Presentation information


Symbol P (Space and Planetary Sciences) » P-CG Complex & General

[P-CG30] New Progress toward the Understanding of Small Solar System Bodies

Tue. May 26, 2015 6:15 PM - 7:30 PM Convention Hall (2F)

Convener:*Masahiko Arakawa(Graduate School of Science, Kobe University), Taishi Nakamoto(Tokyo Institute of Technology), Sei-ichiro WATANABE(Division of Earth and Planetary Sciences, Graduate School of Science, Nagoya University), Masanao Abe(Institute of Space and Astronautical Science, Japan Aerospace Exploration Agency), MASATERU ISHIGURO(Department of Physics and Astronomy, Seoul National University)

6:15 PM - 7:30 PM

[PCG30-P03] Results of the development for NIRS3: the Near Infrared Spectrometer on Hayabusa-2

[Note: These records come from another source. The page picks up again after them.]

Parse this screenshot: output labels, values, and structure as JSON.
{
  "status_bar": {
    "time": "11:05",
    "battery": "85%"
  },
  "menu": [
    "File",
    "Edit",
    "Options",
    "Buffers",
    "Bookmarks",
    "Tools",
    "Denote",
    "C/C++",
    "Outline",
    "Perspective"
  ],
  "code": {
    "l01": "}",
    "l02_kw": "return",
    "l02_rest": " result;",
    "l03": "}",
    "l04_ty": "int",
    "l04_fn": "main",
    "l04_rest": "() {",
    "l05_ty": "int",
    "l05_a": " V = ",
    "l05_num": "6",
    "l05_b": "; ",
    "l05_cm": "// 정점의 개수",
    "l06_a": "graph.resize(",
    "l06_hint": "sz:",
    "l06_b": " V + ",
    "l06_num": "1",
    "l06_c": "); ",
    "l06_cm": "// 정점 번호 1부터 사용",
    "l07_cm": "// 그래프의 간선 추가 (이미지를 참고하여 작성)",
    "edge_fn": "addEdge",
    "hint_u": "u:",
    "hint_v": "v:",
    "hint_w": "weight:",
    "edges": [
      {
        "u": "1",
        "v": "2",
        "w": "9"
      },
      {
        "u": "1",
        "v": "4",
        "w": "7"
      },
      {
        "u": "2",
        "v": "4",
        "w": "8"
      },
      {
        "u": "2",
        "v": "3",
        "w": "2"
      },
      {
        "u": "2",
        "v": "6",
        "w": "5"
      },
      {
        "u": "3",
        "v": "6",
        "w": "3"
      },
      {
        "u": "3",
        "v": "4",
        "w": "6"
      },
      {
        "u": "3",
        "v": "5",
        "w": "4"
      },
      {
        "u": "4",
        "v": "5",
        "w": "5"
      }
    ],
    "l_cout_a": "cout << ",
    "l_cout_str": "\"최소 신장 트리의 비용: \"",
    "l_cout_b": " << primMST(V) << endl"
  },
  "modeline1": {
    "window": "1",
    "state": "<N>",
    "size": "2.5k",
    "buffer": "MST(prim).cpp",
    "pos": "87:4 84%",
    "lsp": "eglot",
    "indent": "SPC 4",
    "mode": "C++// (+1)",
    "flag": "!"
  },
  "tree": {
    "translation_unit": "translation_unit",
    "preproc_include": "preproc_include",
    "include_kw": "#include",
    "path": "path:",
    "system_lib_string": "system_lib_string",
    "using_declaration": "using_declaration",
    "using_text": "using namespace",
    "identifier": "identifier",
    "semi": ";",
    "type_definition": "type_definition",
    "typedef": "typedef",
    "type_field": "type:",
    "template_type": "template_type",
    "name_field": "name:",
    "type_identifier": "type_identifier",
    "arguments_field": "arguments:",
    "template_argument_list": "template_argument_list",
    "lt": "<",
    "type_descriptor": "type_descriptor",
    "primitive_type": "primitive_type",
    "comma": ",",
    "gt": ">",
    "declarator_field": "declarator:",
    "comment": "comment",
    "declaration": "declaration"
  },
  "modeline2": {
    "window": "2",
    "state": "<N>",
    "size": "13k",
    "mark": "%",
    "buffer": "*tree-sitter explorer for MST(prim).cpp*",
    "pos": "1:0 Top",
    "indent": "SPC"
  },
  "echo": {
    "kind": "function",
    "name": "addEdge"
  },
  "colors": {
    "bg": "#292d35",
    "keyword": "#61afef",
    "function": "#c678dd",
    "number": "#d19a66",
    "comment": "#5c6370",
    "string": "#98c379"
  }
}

*Takahiro IWATA1, Kohei KITAZATO2, Masanao ABE1, Takehiko ARAI1, Yusuke NAKAUCHI3, Tomoki NAKAMURA4, Takahiro HIROI5, Takahito OSAWA6, Moe MATSUOKA4, Shuji MATSUURA1 (1.Institute of Space and Astronautical Science, JAXA, 2.University of Aizu, 3.Graduate University for Advanced Studies, 4.Tohoku University, 5.Brown University, 6.JAEA)

Keywords:Hayabusa-2, asteroid, 1999JU3, NIRS3, near infrared, spectrometer

NIRS3: the Near Infrared Spectrometer is one of the candidate scientific instruments which will be equipped on Hayabusa-2 mission. It aims to observe near infrared spectroscopy at the wave length band of 1.8-3.2 micrometer to detect specific molecular absorption lines, including the absorption by hydrated minerals at 3 micrometer, on the target C-type asteroid. We implemented ground performance tests using the flight mode of the Spectrometric Unit (NIRS3-S) and the Analogue Electric Unit (NIRS3-AE). Infrared rays from the black body source are reflected by the sample and two gold mirrors in a vacuum desiccator, and then injected into NIRS3-S which is refrigerated at -60 to -90oC in a vacuum cryostat. The black body source emission is directly injected into NIRS3-S during amplitude-calibration tests. Lights from a halogen lamp are injected into NIRS3-S through a monochromator during frequency-calibration tests. NIRS3-AE controls the inner calibration lamps, the chopper, and data acquisition by the sensor in NIRS3-S.
Results of flight-model tests implied that the dark current at the InAs sensor is much lower than that of the engineering model, which improves the signals-to-noise ratio (SNR). The projected on-board SNR was confirmed to be sufficient during the one-year observation period of Asteroid 1999JU3 assuming the surface temperature estimated from the heliocentric range and solar phase angle. The SNR exceeds 300 after 2.5 ms integration and 1024-stacking at the home position observations. It exceeds 60 after 1 ms integration and 64-stacking for the observations of artificial crater made by the Small Carry-on Impactor (SCI) on Hayabusa-2. The data obtained after the vibration tests and thermal-vacuum tests indicate that NIRS3 is sufficiently durable for the launching and on-orbit environments. The observed spectra for samples of serpentine, olivine, and CM-chondrites such as Murchison, Murray, and Jbilet Winselwan demonstrated that the derived reflectances are almost the same as those obtained by Fourier-transform infrared (FTIR) spectroscopy. These results show that NIRS3 has sufficient performance for scientific objectives. We will also report the first results on Hayabusa-2 after the launch.